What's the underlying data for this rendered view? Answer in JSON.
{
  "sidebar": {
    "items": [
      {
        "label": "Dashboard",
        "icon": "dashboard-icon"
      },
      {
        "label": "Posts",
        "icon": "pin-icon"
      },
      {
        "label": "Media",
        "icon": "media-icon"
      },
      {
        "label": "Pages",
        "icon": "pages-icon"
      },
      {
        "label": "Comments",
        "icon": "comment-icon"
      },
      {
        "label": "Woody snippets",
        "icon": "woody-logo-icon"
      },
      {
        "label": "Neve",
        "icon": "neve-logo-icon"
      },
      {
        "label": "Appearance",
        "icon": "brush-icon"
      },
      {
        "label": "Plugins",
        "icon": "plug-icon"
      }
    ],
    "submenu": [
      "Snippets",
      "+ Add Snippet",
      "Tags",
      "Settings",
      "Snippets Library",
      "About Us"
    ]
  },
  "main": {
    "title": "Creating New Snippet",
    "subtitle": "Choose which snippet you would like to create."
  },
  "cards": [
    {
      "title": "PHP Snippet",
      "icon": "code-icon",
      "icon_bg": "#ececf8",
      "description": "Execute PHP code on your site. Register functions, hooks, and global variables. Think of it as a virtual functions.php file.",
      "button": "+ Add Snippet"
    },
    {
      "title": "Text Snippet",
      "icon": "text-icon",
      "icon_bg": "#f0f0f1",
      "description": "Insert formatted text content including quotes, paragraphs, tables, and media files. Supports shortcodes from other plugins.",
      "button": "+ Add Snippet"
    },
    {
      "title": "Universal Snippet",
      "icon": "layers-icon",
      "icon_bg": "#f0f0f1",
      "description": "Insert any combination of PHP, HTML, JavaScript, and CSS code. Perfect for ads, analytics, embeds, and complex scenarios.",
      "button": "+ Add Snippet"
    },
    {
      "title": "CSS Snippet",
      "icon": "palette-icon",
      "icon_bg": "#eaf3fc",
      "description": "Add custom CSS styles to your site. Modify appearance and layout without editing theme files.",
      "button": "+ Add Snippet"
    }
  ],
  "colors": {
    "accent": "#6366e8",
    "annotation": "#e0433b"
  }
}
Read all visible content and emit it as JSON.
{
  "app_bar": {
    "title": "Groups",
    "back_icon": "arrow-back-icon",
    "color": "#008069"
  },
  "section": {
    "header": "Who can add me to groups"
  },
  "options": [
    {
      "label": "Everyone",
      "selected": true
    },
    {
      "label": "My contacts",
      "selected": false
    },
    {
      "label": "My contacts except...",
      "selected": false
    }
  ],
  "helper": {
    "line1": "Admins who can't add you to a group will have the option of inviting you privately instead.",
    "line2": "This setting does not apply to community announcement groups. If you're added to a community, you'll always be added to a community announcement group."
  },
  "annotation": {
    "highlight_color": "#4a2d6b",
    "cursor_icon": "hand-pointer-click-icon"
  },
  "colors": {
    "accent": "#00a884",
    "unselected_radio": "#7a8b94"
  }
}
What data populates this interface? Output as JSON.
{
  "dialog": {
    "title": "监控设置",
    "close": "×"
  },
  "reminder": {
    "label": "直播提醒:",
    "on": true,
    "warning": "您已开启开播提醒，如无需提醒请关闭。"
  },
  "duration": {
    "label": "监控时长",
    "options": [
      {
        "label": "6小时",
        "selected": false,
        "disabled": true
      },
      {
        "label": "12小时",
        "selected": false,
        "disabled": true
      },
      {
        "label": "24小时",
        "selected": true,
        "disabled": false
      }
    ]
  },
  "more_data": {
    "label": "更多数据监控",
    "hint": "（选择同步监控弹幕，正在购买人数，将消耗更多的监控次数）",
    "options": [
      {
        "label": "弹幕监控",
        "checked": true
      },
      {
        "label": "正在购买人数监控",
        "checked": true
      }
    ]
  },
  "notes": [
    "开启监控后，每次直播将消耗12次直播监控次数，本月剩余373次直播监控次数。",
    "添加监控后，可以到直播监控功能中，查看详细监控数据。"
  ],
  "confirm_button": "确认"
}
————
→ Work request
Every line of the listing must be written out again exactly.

→ Exercise answer
What's the underlying data for this rendered view? Answer in JSON.
{
  "sidebar": {
    "items": [
      {
        "label": "Dashboard",
        "icon": "dashboard-icon"
      },
      {
        "label": "Posts",
        "icon": "pin-icon"
      },
      {
        "label": "Media",
        "icon": "media-icon"
      },
      {
        "label": "Pages",
        "icon": "pages-icon"
      },
      {
        "label": "Comments",
        "icon": "comment-icon"
      },
      {
        "label": "Woody snippets",
        "icon": "woody-logo-icon"
      },
      {
        "label": "Neve",
        "icon": "neve-logo-icon"
      },
      {
        "label": "Appearance",
        "icon": "brush-icon"
      },
      {
        "label": "Plugins",
        "icon": "plug-icon"
      }
    ],
    "submenu": [
      "Snippets",
      "+ Add Snippet",
      "Tags",
      "Settings",
      "Snippets Library",
      "About Us"
    ]
  },
  "main": {
    "title": "Creating New Snippet",
    "subtitle": "Choose which snippet you would like to create."
  },
  "cards": [
    {
      "title": "PHP Snippet",
      "icon": "code-icon",
      "icon_bg": "#ececf8",
      "description": "Execute PHP code on your site. Register functions, hooks, and global variables. Think of it as a virtual functions.php file.",
      "button": "+ Add Snippet"
    },
    {
      "title": "Text Snippet",
      "icon": "text-icon",
      "icon_bg": "#f0f0f1",
      "description": "Insert formatted text content including quotes, paragraphs, tables, and media files. Supports shortcodes from other plugins.",
      "button": "+ Add Snippet"
    },
    {
      "title": "Universal Snippet",
      "icon": "layers-icon",
      "icon_bg": "#f0f0f1",
      "description": "Insert any combination of PHP, HTML, JavaScript, and CSS code. Perfect for ads, analytics, embeds, and complex scenarios.",
      "button": "+ Add Snippet"
    },
    {
      "title": "CSS Snippet",
      "icon": "palette-icon",
      "icon_bg": "#eaf3fc",
      "description": "Add custom CSS styles to your site. Modify appearance and layout without editing theme files.",
      "button": "+ Add Snippet"
    }
  ],
  "colors": {
    "accent": "#6366e8",
    "annotation": "#e0433b"
  }
}
Read all visible content and emit it as JSON.
{
  "app_bar": {
    "title": "Groups",
    "back_icon": "arrow-back-icon",
    "color": "#008069"
  },
  "section": {
    "header": "Who can add me to groups"
  },
  "options": [
    {
      "label": "Everyone",
      "selected": true
    },
    {
      "label": "My contacts",
      "selected": false
    },
    {
      "label": "My contacts except...",
      "selected": false
    }
  ],
  "helper": {
    "line1": "Admins who can't add you to a group will have the option of inviting you privately instead.",
    "line2": "This setting does not apply to community announcement groups. If you're added to a community, you'll always be added to a community announcement group."
  },
  "annotation": {
    "highlight_color": "#4a2d6b",
    "cursor_icon": "hand-pointer-click-icon"
  },
  "colors": {
    "accent": "#00a884",
    "unselected_radio": "#7a8b94"
  }
}
What data populates this interface? Output as JSON.
{
  "dialog": {
    "title": "监控设置",
    "close": "×"
  },
  "reminder": {
    "label": "直播提醒:",
    "on": true,
    "warning": "您已开启开播提醒，如无需提醒请关闭。"
  },
  "duration": {
    "label": "监控时长",
    "options": [
      {
        "label": "6小时",
        "selected": false,
        "disabled": true
      },
      {
        "label": "12小时",
        "selected": false,
        "disabled": true
      },
      {
        "label": "24小时",
        "selected": true,
        "disabled": false
      }
    ]
  },
  "more_data": {
    "label": "更多数据监控",
    "hint": "（选择同步监控弹幕，正在购买人数，将消耗更多的监控次数）",
    "options": [
      {
        "label": "弹幕监控",
        "checked": true
      },
      {
        "label": "正在购买人数监控",
        "checked": true
      }
    ]
  },
  "notes": [
    "开启监控后，每次直播将消耗12次直播监控次数，本月剩余373次直播监控次数。",
    "添加监控后，可以到直播监控功能中，查看详细监控数据。"
  ],
  "confirm_button": "确认"
}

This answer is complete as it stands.